Polenabzeichen

The “P” badge was introduced on 8 March 1940 by the Nazi German government with relation to the requirement that Polish workers (Zivilarbeiter) used during World War II as forced laborers in Germany (following the German invasion and occupation of Poland) display a visible symbol marking their ethnic origin. The symbol was introduced with the intent to be used as a cloth patch, which indeed was the most common form, but also reproduced on documents (through stamps) and posters. The badge was humiliating, and like the  Jewish  yellow star , was meant to be a badge of shame.

Identity_(Ausweis)_card_for_Polish_forced_worker

Zivilarbeiter (German for civilian worker) refers primarily to ethnic Polish residents from the General Government (Nazi-occupied central Poland), used as forced laborers in the Third Reich. The residents of occupied Poland were conscripted on the basis of the so-called Polish decrees (Polenerlasse), and were subject to discriminatory regulation.

Verordnung_30_september_1939

Compared to German workers or foreign workers from neutral and German-allied countries (Gastarbeitnehmer), Polish Zivilarbeiters received lower wages and were not allowed to use public conveniences (such as public transport) or visit many public spaces and businesses (for example they were not allowed to attend German church services, visit swimming pools or restaurants); they had to work longer hours than Germans; they received smaller food rations; they were subject to a curfew; they often were denied holidays and had to work seven days a week; could not enter a marriage without permission; possess money or objects of value. Bicycles, cameras and even lighters were forbidden. They were required to wear a sign – the “Polish-P” – attached to their clothing.

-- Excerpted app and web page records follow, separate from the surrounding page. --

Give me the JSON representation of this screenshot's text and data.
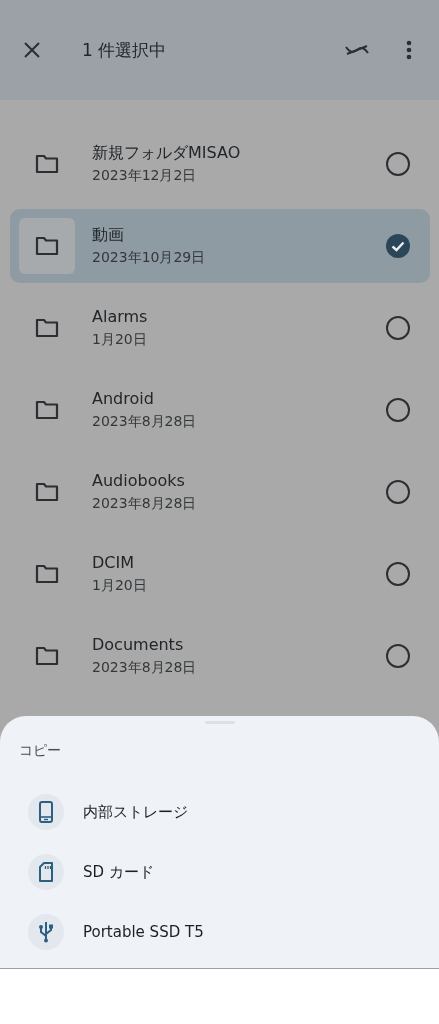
{
  "toolbar": {
    "title": "1 件選択中"
  },
  "folders": [
    {
      "name": "新規フォルダMISAO",
      "date": "2023年12月2日",
      "selected": false
    },
    {
      "name": "動画",
      "date": "2023年10月29日",
      "selected": true
    },
    {
      "name": "Alarms",
      "date": "1月20日",
      "selected": false
    },
    {
      "name": "Android",
      "date": "2023年8月28日",
      "selected": false
    },
    {
      "name": "Audiobooks",
      "date": "2023年8月28日",
      "selected": false
    },
    {
      "name": "DCIM",
      "date": "1月20日",
      "selected": false
    },
    {
      "name": "Documents",
      "date": "2023年8月28日",
      "selected": false
    }
  ],
  "sheet": {
    "title": "コピー",
    "items": [
      {
        "kind": "phone",
        "label": "内部ストレージ"
      },
      {
        "kind": "sdcard",
        "label": "SD カード"
      },
      {
        "kind": "usb",
        "label": "Portable SSD T5"
      }
    ]
  }
}
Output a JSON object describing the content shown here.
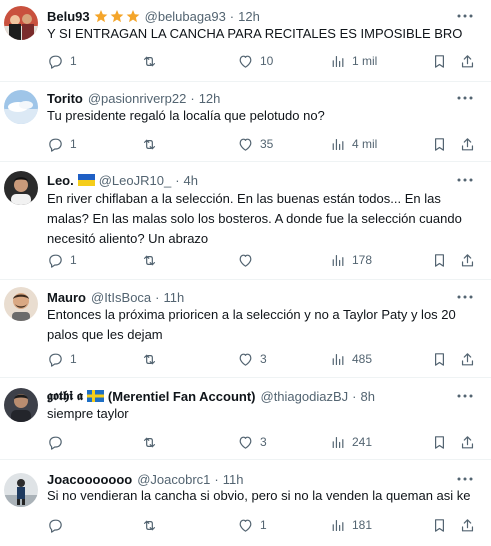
{
  "tweets": [
    {
      "name": "Belu93",
      "badge": "stars",
      "handle": "@belubaga93",
      "dot": "·",
      "time": "12h",
      "text": "Y SI ENTRAGAN LA CANCHA PARA RECITALES ES IMPOSIBLE BRO",
      "replies": "1",
      "retweets": "",
      "likes": "10",
      "views": "1 mil"
    },
    {
      "name": "Torito",
      "badge": "",
      "handle": "@pasionriverp22",
      "dot": "·",
      "time": "12h",
      "text": "Tu presidente regaló la localía que pelotudo no?",
      "replies": "1",
      "retweets": "",
      "likes": "35",
      "views": "4 mil"
    },
    {
      "name": "Leo.",
      "badge": "ukraine-flag",
      "handle": "@LeoJR10_",
      "dot": "·",
      "time": "4h",
      "text": "En river chiflaban a la selección. En las buenas están todos... En las malas? En las malas solo los bosteros. A donde fue la selección cuando necesitó aliento? Un abrazo",
      "replies": "1",
      "retweets": "",
      "likes": "",
      "views": "178"
    },
    {
      "name": "Mauro",
      "badge": "",
      "handle": "@ItIsBoca",
      "dot": "·",
      "time": "11h",
      "text": "Entonces la próxima prioricen a la selección y no a Taylor Paty y los 20 palos que les dejam",
      "replies": "1",
      "retweets": "",
      "likes": "3",
      "views": "485"
    },
    {
      "name": "𝖌𝖔𝖙𝖍𝖎 𝖆",
      "badge": "sweden-flag",
      "suffix": "(Merentiel Fan Account)",
      "handle": "@thiagodiazBJ",
      "dot": "·",
      "time": "8h",
      "text": "siempre taylor",
      "replies": "",
      "retweets": "",
      "likes": "3",
      "views": "241"
    },
    {
      "name": "Joacooooooo",
      "badge": "",
      "handle": "@Joacobrc1",
      "dot": "·",
      "time": "11h",
      "text": "Si no vendieran la cancha si obvio, pero si no la venden la queman asi ke",
      "replies": "",
      "retweets": "",
      "likes": "1",
      "views": "181"
    }
  ],
  "icons": {
    "more": "more-dots-icon",
    "reply": "reply-icon",
    "retweet": "retweet-icon",
    "like": "heart-icon",
    "views": "views-chart-icon",
    "bookmark": "bookmark-icon",
    "share": "share-icon"
  },
  "colors": {
    "text": "#0f1419",
    "secondary": "#536471",
    "divider": "#eff3f4",
    "star": "#f4a52a"
  }
}
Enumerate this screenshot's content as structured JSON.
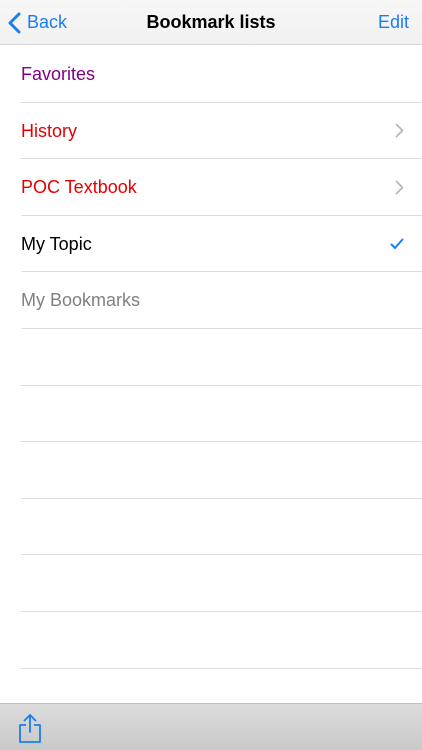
{
  "navbar": {
    "back_label": "Back",
    "title": "Bookmark lists",
    "edit_label": "Edit"
  },
  "lists": [
    {
      "label": "Favorites",
      "color": "#800080",
      "accessory": "none"
    },
    {
      "label": "History",
      "color": "#e60000",
      "accessory": "chevron-right-icon"
    },
    {
      "label": "POC Textbook",
      "color": "#e60000",
      "accessory": "chevron-right-icon"
    },
    {
      "label": "My Topic",
      "color": "#000000",
      "accessory": "checkmark-icon"
    },
    {
      "label": "My Bookmarks",
      "color": "#808080",
      "accessory": "none"
    }
  ],
  "toolbar": {
    "share_icon": "share-icon"
  },
  "colors": {
    "accent": "#1a7df0",
    "separator": "#dcdcdc",
    "chevron": "#b7b7bc"
  }
}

In late 1939 there were about 300,000 prisoners from Poland working in Germany;By autumn of 1944 their number swelled to about 2.8 million (approximately 10% of General government workforce). Poles from territories taken over after the German invasion of the Soviet Union and not included in the General Government were treated as Ostarbeiters.(the designation for foreign slave workers gathered from occupied Central and Eastern Europe to perform forced labor in Germany during World War II)

WWII_OST

The history of Polish Zivilarbeiters dates back to October 1939, when German authorities issued a decree, which introduced mandatory work system for all residents aged 18 to 60. In December 1939, the system also covered those aged 14 to 18, with severe punishments for law breakers. The people who did not work were called by the local authorities, and sent to work in Germany. Since the Third Reich suffered from shortage of workers, as time went by also those Poles who had permanent employment, but were not regarded as necessary for the economy, were sent to Germany. Other methods were also used, such as the infamous roundups, called “łapanka”. Those who did not present a certificate of employment were automatically sent to Germany.

Lapanka_zoliborz_warszawa_Polska_1941

Most Polish Zivilarbeiters worked in agriculture, forestry, gardening, fishing, also in transport and industry. Some were employed as housekeepers. None signed any contracts, and their working hours were determined by the employers.

Anti-Polish_poster_published_by_Volksbund_für_das_Deutschtum_im_Ausland_(Association_for_'Germanness'_abroad)_Gauverband_Danzig_Westpreußen_(Association_of_the_“shire_or_county”,_G

In January 1945 the Central Office for Reich Security proposed a new design for a Polish badge, a yellow ear of corn on a red and white label, but it was never implemented